■ What you should do:
Output the listing exactly, leaving out no line.

■ Data to use:
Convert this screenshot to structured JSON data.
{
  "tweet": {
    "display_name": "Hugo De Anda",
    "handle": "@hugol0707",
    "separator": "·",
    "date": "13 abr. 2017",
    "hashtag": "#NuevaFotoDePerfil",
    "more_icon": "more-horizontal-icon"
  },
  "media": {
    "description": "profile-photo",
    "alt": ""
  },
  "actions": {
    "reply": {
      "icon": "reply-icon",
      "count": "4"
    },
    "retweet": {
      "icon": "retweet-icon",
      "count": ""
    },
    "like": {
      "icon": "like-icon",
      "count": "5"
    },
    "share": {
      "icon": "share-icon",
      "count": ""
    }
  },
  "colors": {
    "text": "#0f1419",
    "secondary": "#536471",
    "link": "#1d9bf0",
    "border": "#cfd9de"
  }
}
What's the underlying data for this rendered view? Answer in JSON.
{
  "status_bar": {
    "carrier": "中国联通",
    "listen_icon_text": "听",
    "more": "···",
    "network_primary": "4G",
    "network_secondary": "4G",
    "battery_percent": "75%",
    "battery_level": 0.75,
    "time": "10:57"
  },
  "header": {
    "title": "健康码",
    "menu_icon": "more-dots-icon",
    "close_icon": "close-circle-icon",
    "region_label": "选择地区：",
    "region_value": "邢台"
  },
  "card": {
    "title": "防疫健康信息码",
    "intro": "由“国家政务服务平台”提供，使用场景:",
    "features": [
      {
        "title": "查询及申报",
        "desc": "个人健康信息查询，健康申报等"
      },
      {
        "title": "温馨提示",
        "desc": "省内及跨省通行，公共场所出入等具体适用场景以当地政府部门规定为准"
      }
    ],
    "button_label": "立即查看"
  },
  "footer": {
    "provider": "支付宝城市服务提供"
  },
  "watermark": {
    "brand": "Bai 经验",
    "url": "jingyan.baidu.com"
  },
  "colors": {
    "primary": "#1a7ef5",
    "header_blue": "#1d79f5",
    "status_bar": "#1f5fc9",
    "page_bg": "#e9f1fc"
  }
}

■ Answer to this exercise:
Convert this screenshot to structured JSON data.
{
  "tweet": {
    "display_name": "Hugo De Anda",
    "handle": "@hugol0707",
    "separator": "·",
    "date": "13 abr. 2017",
    "hashtag": "#NuevaFotoDePerfil",
    "more_icon": "more-horizontal-icon"
  },
  "media": {
    "description": "profile-photo",
    "alt": ""
  },
  "actions": {
    "reply": {
      "icon": "reply-icon",
      "count": "4"
    },
    "retweet": {
      "icon": "retweet-icon",
      "count": ""
    },
    "like": {
      "icon": "like-icon",
      "count": "5"
    },
    "share": {
      "icon": "share-icon",
      "count": ""
    }
  },
  "colors": {
    "text": "#0f1419",
    "secondary": "#536471",
    "link": "#1d9bf0",
    "border": "#cfd9de"
  }
}
What's the underlying data for this rendered view? Answer in JSON.
{
  "status_bar": {
    "carrier": "中国联通",
    "listen_icon_text": "听",
    "more": "···",
    "network_primary": "4G",
    "network_secondary": "4G",
    "battery_percent": "75%",
    "battery_level": 0.75,
    "time": "10:57"
  },
  "header": {
    "title": "健康码",
    "menu_icon": "more-dots-icon",
    "close_icon": "close-circle-icon",
    "region_label": "选择地区：",
    "region_value": "邢台"
  },
  "card": {
    "title": "防疫健康信息码",
    "intro": "由“国家政务服务平台”提供，使用场景:",
    "features": [
      {
        "title": "查询及申报",
        "desc": "个人健康信息查询，健康申报等"
      },
      {
        "title": "温馨提示",
        "desc": "省内及跨省通行，公共场所出入等具体适用场景以当地政府部门规定为准"
      }
    ],
    "button_label": "立即查看"
  },
  "footer": {
    "provider": "支付宝城市服务提供"
  },
  "watermark": {
    "brand": "Bai 经验",
    "url": "jingyan.baidu.com"
  },
  "colors": {
    "primary": "#1a7ef5",
    "header_blue": "#1d79f5",
    "status_bar": "#1f5fc9",
    "page_bg": "#e9f1fc"
  }
}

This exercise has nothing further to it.